This Week in Pittsburgh History: Digging Begins for Ft. Pitt Tunnels
Construction of the tunnels and the Ft. Pitt Bridge were key parts of Pittsburgh's First Renaissance.
Entering Pittsburgh through the Ft. Pitt Tunnel is iconic. It was once the inspiration for the news opening of KDKA-TV and is an iconic scene in Stephen Chbosky’s novel “The Perks of Being a Wallflower” as well as the subsequent film version.
But it would be impossible without the 3,614-foot Ft. Pitt Tunnels themselves.
Sixty-four years ago this week, workers began drilling two huge portals through the rock at the base of Mount Washington.
Since the entrance from the Parkway West is side-by-side and the exit onto the Ft. Pitt Bridge is stacked, the outbound portal actually rises about 30 feet in elevation.
Construction of the Ft. Pitt Tunnels took three years and cost $17 million.
As the rock was blasted and removed on each side of the tunnels, walls and ceiling were lined with steel-ribbed supports. Spaced 4 feet apart, the 8-inch-wide supports were used to keep the rock from falling until the concrete ceilings were poured.
Collapsible steel forms were used to place concrete on sidewalls and ceilings. One concrete form covered approximately 50 feet. More than 110,000 tons of concrete (59,000 cubic yards), were required to line the tunnel walls, with an additional 4,000 cubic yards going into the roadway ceiling.
Above is an inside view looking toward the south portal as construction neared completion.
At 11 a.m. on Sept. 1, 1960, the first car drove through the Ft. Pitt Tunnel. Seated inside the vintage car in the middle row passenger side was Mayor Joseph Barr and behind him, waving his hat, is Gov. David L. Lawrence, one of the major architects of Pittsburgh’s first Renaissance.
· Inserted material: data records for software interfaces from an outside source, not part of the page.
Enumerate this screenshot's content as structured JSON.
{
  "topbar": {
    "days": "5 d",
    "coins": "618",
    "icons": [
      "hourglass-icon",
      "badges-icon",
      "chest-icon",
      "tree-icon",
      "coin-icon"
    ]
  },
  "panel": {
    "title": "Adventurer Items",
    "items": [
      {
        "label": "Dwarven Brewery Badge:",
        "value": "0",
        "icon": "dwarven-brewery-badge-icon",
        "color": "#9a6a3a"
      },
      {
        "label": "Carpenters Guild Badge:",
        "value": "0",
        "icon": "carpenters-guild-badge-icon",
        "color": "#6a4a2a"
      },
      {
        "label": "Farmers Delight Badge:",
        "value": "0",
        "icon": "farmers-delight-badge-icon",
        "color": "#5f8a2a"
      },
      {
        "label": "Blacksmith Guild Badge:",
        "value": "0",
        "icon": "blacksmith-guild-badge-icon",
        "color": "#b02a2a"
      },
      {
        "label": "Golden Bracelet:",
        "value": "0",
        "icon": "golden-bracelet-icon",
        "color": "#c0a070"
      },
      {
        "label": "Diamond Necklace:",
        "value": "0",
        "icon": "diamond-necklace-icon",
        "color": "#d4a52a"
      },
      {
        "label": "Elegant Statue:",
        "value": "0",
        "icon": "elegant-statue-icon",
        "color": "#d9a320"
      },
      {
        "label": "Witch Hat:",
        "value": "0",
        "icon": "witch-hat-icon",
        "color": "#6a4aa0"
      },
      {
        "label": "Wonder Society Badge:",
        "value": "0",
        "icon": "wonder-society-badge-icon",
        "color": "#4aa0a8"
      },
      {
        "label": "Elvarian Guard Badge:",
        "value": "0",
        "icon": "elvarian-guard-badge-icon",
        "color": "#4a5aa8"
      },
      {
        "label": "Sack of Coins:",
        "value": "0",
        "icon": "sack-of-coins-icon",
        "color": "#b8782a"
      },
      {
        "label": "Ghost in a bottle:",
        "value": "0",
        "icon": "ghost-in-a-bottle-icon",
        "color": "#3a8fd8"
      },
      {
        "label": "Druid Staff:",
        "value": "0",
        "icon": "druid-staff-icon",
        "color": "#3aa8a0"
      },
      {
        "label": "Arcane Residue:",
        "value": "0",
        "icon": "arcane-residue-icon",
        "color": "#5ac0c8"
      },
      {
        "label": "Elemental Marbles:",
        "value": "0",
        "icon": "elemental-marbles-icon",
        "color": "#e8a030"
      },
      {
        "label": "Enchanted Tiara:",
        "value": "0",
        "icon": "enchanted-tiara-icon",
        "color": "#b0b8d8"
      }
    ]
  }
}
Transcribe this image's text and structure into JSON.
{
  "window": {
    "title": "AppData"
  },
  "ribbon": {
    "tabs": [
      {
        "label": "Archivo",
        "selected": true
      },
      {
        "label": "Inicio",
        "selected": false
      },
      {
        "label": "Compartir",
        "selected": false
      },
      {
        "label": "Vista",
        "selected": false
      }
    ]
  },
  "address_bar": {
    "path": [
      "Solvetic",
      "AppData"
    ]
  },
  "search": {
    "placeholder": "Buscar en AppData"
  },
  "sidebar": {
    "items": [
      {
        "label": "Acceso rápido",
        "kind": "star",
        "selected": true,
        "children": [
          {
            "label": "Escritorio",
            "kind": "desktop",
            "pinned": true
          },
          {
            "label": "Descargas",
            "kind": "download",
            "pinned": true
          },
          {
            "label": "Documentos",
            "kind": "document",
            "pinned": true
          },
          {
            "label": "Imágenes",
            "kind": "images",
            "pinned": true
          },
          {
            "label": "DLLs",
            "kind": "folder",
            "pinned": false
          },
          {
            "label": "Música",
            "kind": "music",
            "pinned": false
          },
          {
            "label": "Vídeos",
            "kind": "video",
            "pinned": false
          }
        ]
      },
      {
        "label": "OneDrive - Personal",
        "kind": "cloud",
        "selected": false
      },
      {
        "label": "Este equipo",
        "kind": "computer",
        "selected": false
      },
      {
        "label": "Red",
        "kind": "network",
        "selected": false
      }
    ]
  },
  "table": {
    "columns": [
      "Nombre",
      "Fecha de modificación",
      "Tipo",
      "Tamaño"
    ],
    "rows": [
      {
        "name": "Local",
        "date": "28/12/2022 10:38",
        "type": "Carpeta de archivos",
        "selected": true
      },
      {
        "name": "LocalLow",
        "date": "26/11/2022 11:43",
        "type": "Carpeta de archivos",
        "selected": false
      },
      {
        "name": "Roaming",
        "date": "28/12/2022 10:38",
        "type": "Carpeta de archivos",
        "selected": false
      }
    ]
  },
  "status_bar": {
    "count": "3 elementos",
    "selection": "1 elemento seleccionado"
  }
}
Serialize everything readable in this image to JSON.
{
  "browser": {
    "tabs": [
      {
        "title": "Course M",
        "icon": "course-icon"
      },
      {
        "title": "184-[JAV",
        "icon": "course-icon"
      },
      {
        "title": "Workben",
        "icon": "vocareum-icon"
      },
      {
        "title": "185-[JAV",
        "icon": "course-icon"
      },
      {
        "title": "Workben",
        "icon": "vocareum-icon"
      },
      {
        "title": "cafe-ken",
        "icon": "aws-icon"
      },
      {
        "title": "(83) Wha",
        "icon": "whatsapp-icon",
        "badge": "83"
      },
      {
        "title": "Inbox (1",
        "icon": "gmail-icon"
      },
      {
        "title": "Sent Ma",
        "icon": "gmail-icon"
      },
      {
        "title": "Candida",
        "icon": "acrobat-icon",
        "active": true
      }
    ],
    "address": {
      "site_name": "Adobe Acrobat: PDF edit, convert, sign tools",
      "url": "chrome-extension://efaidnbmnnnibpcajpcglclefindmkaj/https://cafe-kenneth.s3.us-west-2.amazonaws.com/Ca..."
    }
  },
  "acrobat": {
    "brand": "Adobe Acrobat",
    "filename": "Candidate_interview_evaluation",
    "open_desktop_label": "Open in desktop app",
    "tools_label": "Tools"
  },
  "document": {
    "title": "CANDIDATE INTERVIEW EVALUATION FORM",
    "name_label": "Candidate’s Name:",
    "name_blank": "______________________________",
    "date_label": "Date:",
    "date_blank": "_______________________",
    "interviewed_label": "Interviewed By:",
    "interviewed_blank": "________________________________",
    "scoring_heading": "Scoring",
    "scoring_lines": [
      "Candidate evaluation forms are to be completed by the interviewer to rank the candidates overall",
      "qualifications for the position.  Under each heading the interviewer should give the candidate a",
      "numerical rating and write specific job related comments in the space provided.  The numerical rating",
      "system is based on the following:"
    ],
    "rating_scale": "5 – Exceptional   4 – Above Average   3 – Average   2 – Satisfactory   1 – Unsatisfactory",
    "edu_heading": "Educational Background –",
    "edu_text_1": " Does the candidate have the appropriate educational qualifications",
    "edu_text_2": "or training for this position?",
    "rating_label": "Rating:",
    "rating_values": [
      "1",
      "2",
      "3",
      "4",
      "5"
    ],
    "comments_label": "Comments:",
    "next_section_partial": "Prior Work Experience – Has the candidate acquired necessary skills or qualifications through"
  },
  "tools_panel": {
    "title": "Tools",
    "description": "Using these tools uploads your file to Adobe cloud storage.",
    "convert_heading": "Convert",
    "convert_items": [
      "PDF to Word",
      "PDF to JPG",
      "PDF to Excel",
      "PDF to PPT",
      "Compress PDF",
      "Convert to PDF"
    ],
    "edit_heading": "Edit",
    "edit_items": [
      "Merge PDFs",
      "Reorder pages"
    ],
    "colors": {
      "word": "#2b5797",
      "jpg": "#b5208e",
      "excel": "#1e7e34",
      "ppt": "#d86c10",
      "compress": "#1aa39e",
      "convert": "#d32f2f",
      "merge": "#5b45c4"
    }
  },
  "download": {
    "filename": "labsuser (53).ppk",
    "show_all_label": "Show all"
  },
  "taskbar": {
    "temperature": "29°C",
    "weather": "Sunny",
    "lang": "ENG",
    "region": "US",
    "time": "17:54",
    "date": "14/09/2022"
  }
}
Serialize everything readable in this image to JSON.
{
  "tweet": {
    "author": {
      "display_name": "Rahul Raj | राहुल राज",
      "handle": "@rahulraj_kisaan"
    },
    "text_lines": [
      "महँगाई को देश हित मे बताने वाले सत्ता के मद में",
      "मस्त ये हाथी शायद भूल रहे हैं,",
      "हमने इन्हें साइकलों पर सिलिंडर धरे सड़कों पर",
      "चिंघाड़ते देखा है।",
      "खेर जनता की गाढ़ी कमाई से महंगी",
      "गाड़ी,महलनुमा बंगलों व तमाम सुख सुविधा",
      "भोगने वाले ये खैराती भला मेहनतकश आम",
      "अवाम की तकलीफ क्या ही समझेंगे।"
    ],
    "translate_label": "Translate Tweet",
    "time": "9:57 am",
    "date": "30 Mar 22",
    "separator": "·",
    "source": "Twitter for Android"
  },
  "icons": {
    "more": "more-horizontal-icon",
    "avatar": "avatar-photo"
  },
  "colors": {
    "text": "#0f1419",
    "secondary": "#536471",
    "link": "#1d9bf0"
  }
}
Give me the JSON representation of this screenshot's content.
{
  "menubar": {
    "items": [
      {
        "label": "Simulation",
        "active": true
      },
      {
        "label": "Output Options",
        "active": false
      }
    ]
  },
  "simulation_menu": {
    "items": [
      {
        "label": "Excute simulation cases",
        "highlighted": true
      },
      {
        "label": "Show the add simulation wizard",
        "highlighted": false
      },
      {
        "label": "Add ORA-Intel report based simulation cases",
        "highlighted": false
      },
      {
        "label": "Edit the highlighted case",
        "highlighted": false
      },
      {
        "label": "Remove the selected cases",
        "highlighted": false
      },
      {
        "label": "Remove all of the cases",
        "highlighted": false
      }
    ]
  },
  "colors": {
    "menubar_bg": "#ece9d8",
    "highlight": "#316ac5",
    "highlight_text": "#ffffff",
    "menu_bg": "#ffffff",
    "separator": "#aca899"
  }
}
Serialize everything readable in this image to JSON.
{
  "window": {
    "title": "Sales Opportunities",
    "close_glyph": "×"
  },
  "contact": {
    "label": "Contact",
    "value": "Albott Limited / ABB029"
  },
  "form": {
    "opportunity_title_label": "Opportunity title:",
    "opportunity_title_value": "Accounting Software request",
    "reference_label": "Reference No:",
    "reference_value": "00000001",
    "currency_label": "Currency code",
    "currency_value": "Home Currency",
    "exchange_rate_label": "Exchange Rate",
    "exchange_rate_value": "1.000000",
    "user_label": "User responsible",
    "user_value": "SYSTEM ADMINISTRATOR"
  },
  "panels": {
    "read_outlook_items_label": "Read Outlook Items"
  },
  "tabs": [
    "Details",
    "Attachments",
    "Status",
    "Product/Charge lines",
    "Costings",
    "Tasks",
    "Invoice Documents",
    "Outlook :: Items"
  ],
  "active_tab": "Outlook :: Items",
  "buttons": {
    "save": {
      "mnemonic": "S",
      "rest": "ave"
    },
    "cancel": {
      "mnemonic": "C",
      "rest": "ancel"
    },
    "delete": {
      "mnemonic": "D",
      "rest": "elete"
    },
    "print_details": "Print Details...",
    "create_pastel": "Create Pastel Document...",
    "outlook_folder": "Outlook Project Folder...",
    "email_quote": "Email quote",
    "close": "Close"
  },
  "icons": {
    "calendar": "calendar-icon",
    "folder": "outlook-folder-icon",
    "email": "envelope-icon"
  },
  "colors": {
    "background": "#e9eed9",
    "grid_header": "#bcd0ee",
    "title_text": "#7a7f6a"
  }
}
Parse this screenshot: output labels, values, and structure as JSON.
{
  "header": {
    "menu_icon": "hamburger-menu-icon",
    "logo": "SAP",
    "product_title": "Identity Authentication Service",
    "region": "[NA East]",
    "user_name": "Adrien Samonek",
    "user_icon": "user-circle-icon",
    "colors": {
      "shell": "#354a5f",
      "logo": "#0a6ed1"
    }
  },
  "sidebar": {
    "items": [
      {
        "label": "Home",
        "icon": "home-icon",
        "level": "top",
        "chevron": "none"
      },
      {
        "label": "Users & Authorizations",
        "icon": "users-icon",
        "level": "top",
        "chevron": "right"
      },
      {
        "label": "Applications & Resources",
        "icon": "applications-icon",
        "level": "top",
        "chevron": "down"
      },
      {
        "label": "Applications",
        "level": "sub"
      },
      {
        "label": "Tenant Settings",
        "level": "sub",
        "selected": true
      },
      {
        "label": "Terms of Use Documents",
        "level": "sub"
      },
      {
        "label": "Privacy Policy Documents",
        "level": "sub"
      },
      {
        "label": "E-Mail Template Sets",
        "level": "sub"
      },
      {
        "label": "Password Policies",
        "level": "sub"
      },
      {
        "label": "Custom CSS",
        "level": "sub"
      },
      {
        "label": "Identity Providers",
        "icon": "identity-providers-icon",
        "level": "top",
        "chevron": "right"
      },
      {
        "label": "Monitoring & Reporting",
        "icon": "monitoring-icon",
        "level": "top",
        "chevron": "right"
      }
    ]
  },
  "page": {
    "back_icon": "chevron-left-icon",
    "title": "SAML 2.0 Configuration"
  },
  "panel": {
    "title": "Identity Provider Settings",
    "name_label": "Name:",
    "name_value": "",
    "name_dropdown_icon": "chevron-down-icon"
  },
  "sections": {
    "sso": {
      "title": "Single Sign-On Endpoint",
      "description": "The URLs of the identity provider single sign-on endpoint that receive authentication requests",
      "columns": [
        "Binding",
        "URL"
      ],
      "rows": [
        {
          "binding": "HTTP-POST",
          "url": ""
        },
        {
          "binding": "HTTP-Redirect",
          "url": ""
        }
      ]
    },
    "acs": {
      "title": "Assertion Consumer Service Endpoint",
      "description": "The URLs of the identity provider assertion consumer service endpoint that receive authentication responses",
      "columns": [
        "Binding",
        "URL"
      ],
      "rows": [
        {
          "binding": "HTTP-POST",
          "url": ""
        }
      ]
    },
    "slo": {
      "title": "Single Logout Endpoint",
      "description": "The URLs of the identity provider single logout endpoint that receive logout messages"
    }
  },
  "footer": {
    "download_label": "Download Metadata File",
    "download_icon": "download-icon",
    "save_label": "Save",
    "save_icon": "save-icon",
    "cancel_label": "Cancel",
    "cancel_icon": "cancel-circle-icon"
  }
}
Learn more about the city’s past at The Odd, Mysterious & Fascinating History of Pittsburgh Facebook page.